HOUSTON — (June 10, 2010) —
Most of the time, the body’s blood-forming (hematopoietic) stem cells remain dormant, with just a few producing blood cells and maintaining a balance among the different types.
However, invading bacteria can be a call-to-arms, awaking the sleeping stem cells and prompting them to produce immune system cells that fight the foreign organisms. The “bugler” that awakes the stem cells in this battle is gamma interferon, a front-line protein defender against bacterial infection, said researchers from Baylor College of Medicine in a report that appears in the current issue of the journal Nature.
“We are looking at the normal function of stem cells,” said Dr. Margaret Goodell, professor of molecular and human genetics at BCM and director of the Stem Cells and Regenerative Medicine (STaR) Center. She is the report’s senior author. “One of those is to respond to an infection.”
Goodell and her colleagues knew that cells farther along in the differentiation process responded to infection, increasing the production of immune cells.
Role in bacterial infection
“We were sure there was a mechanism by which hematopoietic stem cells respond to infection, but it was not obvious,” she said. They started their work with gamma interferon because they knew it played an important role in bacterial infection.
The collaboration and talents of two researchers in her laboratory – first co-authors Drs. Megan T. Baldridge and Katherine Y. King – facilitated the work with mice that led to this finding, said Goodell. Both are at BCM.
“I think our findings represent an exciting new avenue for studying hematopoiesis,” said King. “By viewing the hematopoietic stem cell as the source of the immune system, we are finding fundamental ways in which the immune response affects bone marrow. This is the first time that anyone has extensively studied hematopoietic stem cells in the context of an in vivo model (a living organism) of infection.
“As a specialist in infectious diseases, I see many patients whose bone marrow no longer produces sufficient blood cells as a consequence of their infection. This is particularly relevant in chronic infections such as mycobacterial diseases (that include tuberculosis) and AIDS,” said King. “Our studies lend insight into the causes of this decrease in bone marrow function during such infections, and I hope the work will someday lead to new therapies.”
Studies in mice with a chronic or long-term infection called Mycobacterium avium show that a greater proportion of a particular subset of their cells called long-term hematopoietic (blood-forming) stem cells are active. Gamma interferon prompts this activity. Mice that lack gamma interferon have fewer of these stem cells active during infection.
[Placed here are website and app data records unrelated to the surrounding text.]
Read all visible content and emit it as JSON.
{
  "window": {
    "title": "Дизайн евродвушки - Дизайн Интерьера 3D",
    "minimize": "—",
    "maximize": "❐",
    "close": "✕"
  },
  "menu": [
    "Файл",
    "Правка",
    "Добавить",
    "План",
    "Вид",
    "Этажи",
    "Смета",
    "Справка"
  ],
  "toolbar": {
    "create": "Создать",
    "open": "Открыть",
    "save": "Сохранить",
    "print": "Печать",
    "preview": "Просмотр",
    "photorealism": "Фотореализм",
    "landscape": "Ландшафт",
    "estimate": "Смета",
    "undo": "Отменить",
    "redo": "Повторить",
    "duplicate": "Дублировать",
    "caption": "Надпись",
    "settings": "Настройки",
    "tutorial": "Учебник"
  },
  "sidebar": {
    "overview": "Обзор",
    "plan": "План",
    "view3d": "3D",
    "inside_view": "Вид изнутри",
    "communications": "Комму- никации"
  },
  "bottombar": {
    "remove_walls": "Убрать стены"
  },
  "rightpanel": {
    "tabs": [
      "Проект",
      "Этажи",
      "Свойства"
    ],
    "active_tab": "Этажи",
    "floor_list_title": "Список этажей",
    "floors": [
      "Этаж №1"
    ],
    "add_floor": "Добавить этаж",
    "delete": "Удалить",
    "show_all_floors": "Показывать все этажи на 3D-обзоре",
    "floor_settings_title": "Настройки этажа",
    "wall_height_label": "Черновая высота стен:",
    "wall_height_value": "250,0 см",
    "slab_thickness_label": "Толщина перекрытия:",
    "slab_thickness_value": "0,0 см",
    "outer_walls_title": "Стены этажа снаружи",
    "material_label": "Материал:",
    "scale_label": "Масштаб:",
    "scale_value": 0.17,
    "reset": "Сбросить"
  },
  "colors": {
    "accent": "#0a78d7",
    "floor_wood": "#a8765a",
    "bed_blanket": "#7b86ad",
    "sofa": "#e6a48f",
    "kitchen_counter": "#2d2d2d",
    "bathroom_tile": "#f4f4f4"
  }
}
Gamma interferon activates, regulates
These findings show that gamma interferon not only activates stem cells during infection, but also regulate stem cells in normal times, enabling them to maintain the types of blood cells that exist in proportion or homeostasis.
“Our model predicts that bacterial infection detected by sentinel immune cells stimulates the increased release of gamma interferon, which then travels through the blood stream to activate HSCs (hematopoietic stem cells) in the bone marrow, leading to expansion and mobilization of the immune progenitor pool (the cells that ultimately produce immune system cells),” the researchers wrote.
They found that sustained activity by the hematopoietic stem cells can lead to at least transient problems with the quality of the stem cells and their abilities to stimulate production of more immune system cells.
“One of the most important things we found is the chronic infections (such as tuberculosis or HIV/AIDS) may be lead to bone marrow exhaustion,” said Baldridge. “We knew that a condition called anemia of chronic disease exists, and this could be one of the contributing factors.”
Funding for this work came from the National Institute of Diabetes and Digestive and Kidney Diseases, the Adeline B. Landa Fellowship of the Texas Children’s Hospital Auxiliary, the Simmons Foundation Collaborative Research Fund, the National Heart, Lung and Blood Institute and the National Institute of Biomedical Imaging and Bioengineering.